But what triggered my interest was a comment Bowman made in discussing the role of the movie epic. For that, let's go back and look at one of those movies on the AFI's list, the aforementioned Lawrence of Arabia.
Lawrence was often referred to as the first “intimate” or “literate” epic, by which it was meant that the movie actually attempted to provide some insight into the main characters, rather than being content to simply overwhelm the audience with spectacle (although it certainly did that as well). However (and I say this as one who has this movie on my ten-best list as well), even after having seen the movie four times (as well as owning a biography and an autobiography of T.E. Lawrence), I’m still left wondering if I really understood what David Lean was trying to say about Lawrence’s character. Does Lean (and his scriptwriter, Robert Bolt) mean to suggest by Lawrence’s ambiguities that he was ultimately incapable of being understood, or have I simply failed to understand what Lean was trying to say?
That’s one of the problems with movies that come from what Bowman, in quoting Judith Crist, refers to as “the ‘intellectual’ spectacular”:
The quotation marks around “intellectual” are meant to suggest (I think) a certain falseness about these films’ intellectual pretensions, and the glibness with which they supplied a popular audience, hungry for “culture,” with potted versions of history.

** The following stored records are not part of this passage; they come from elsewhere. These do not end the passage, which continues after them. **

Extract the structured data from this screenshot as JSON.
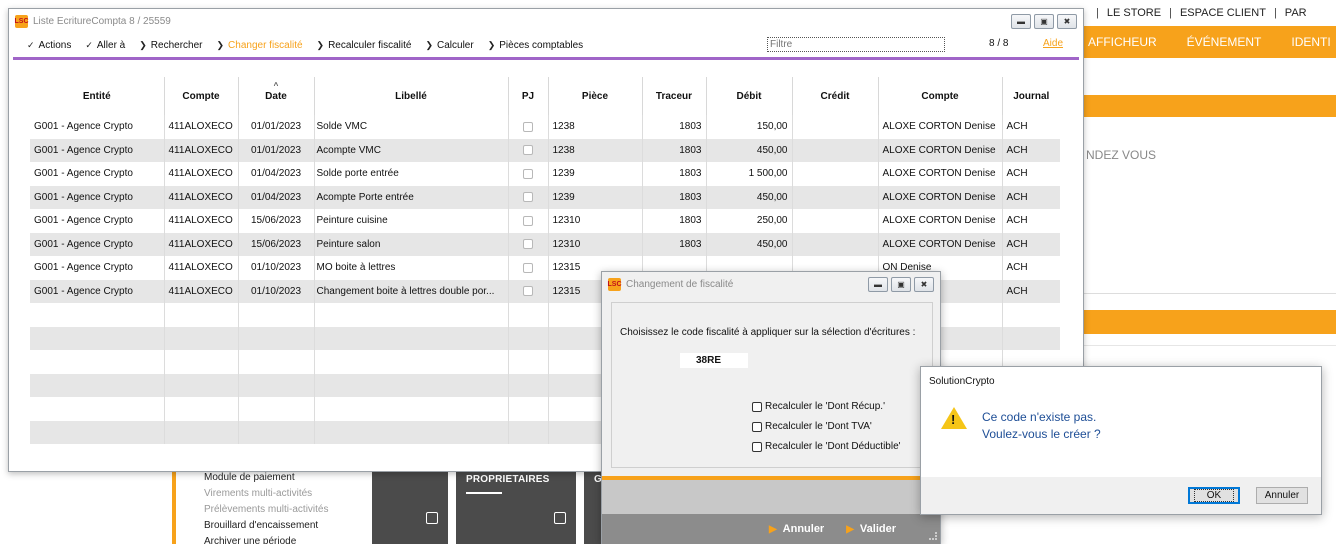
{
  "background": {
    "topnav": [
      "|",
      "LE STORE",
      "|",
      "ESPACE CLIENT",
      "|",
      "PAR"
    ],
    "orange_nav": [
      "AFFICHEUR",
      "ÉVÉNEMENT",
      "IDENTI"
    ],
    "rdv_text": "NDEZ VOUS",
    "left_menu": [
      "Module de paiement",
      "Virements multi-activités",
      "Prélèvements multi-activités",
      "Brouillard d'encaissement",
      "Archiver une période"
    ],
    "tile_title": "PROPRIETAIRES",
    "tile2_title": "GI"
  },
  "main_window": {
    "title": "Liste  EcritureCompta 8 / 25559",
    "logo": "LSC",
    "toolbar": {
      "actions": "Actions",
      "aller": "Aller à",
      "rechercher": "Rechercher",
      "changer": "Changer fiscalité",
      "recalculer": "Recalculer fiscalité",
      "calculer": "Calculer",
      "pieces": "Pièces comptables",
      "filter_placeholder": "Filtre",
      "count": "8 / 8",
      "help": "Aide"
    },
    "columns": [
      "Entité",
      "Compte",
      "Date",
      "Libellé",
      "PJ",
      "Pièce",
      "Traceur",
      "Débit",
      "Crédit",
      "Compte",
      "Journal"
    ],
    "rows": [
      [
        "G001 - Agence Crypto",
        "411ALOXECO",
        "01/01/2023",
        "Solde VMC",
        "",
        "1238",
        "1803",
        "150,00",
        "",
        "ALOXE CORTON Denise",
        "ACH"
      ],
      [
        "G001 - Agence Crypto",
        "411ALOXECO",
        "01/01/2023",
        "Acompte VMC",
        "",
        "1238",
        "1803",
        "450,00",
        "",
        "ALOXE CORTON Denise",
        "ACH"
      ],
      [
        "G001 - Agence Crypto",
        "411ALOXECO",
        "01/04/2023",
        "Solde porte entrée",
        "",
        "1239",
        "1803",
        "1 500,00",
        "",
        "ALOXE CORTON Denise",
        "ACH"
      ],
      [
        "G001 - Agence Crypto",
        "411ALOXECO",
        "01/04/2023",
        "Acompte Porte entrée",
        "",
        "1239",
        "1803",
        "450,00",
        "",
        "ALOXE CORTON Denise",
        "ACH"
      ],
      [
        "G001 - Agence Crypto",
        "411ALOXECO",
        "15/06/2023",
        "Peinture cuisine",
        "",
        "12310",
        "1803",
        "250,00",
        "",
        "ALOXE CORTON Denise",
        "ACH"
      ],
      [
        "G001 - Agence Crypto",
        "411ALOXECO",
        "15/06/2023",
        "Peinture salon",
        "",
        "12310",
        "1803",
        "450,00",
        "",
        "ALOXE CORTON Denise",
        "ACH"
      ],
      [
        "G001 - Agence Crypto",
        "411ALOXECO",
        "01/10/2023",
        "MO boite à lettres",
        "",
        "12315",
        "",
        "",
        "",
        "ON Denise",
        "ACH"
      ],
      [
        "G001 - Agence Crypto",
        "411ALOXECO",
        "01/10/2023",
        "Changement boite à lettres double por...",
        "",
        "12315",
        "",
        "",
        "",
        "ON Denise",
        "ACH"
      ]
    ]
  },
  "fisc_dialog": {
    "title": "Changement de fiscalité",
    "question": "Choisissez le code fiscalité à appliquer sur la sélection d'écritures :",
    "code_value": "38RE",
    "options": [
      "Recalculer le 'Dont Récup.'",
      "Recalculer le 'Dont TVA'",
      "Recalculer le 'Dont Déductible'"
    ],
    "cancel": "Annuler",
    "validate": "Valider"
  },
  "msg_box": {
    "title": "SolutionCrypto",
    "line1": "Ce code n'existe pas.",
    "line2": "Voulez-vous le créer ?",
    "ok": "OK",
    "cancel": "Annuler"
  }
}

Inspired partly by the post-war rage for psycho-therapy, the intellectual spectacular derived a lot of its kick from the illusion that this or that historical figure had been “explained” in terms of what, a few years later, were to be described as his “hang-ups.” Oh, so that’s what the Reformation or the Renaissance — or whatever large historical phenomenon you like — was all about.
While Bowman happens to make this comment in reference to the movie Becket (which Mitchell wrote about earlier here), he includes Lawrence and A Man for All Seasons as examples of this genre, that marks many of the signature movies of the late 60s and beyond. This desire for psychoanalysis in the movies extends, I think, to many of the achingly earnest socially relevant movies of that same period – movies such as In the Heat of the Night, Sparticus, and 12 Angry Men that sought to enter the minds of its protagonists in order to “understand” and, especially, “explain” their actions. (Note that having these characteristics doesn’t mean the movie can’t still be good – many of them, such as the two listed above, are marked by strong acting and well-written, if preachy, scripts.)

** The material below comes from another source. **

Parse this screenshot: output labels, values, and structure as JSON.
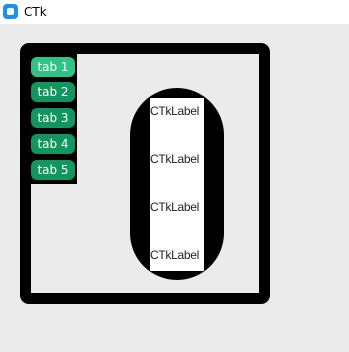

Whereas movies used to be content with telling a story, even a heroic story, the emphasis today is on the inscrutable nature of man, and the relativity of all that we naïve folks used to think we knew. It’s not all black-and-white, the filmmakers would have us believe today – according to them, there are so many shades of grey we may never find out the truth, if in fact it even exists. This could be as good an explanation as any as to why the Western, which has generally been understood as a allegorical morality play, has virtually disappeared from movie screens (Clint Eastwood notwithstanding). Exceptions to this rule, and there are some, become more notable for daring to take such a stance. At any rate, one can suggest that this trait has diminished the movies in some way. Escapist fare has yielded to deep analysis, and in the crime story it becomes more and more difficult to tell the good guys from the bad.
Yes, it can be hard to find good movies to see nowadays (Teachout has mentioned how he's practically given up going to movie theaters) - but reading literate criticism from writers like these two, and others such as John Simon, reminds us of the fun movies used to be, and the delight a good one can still produce.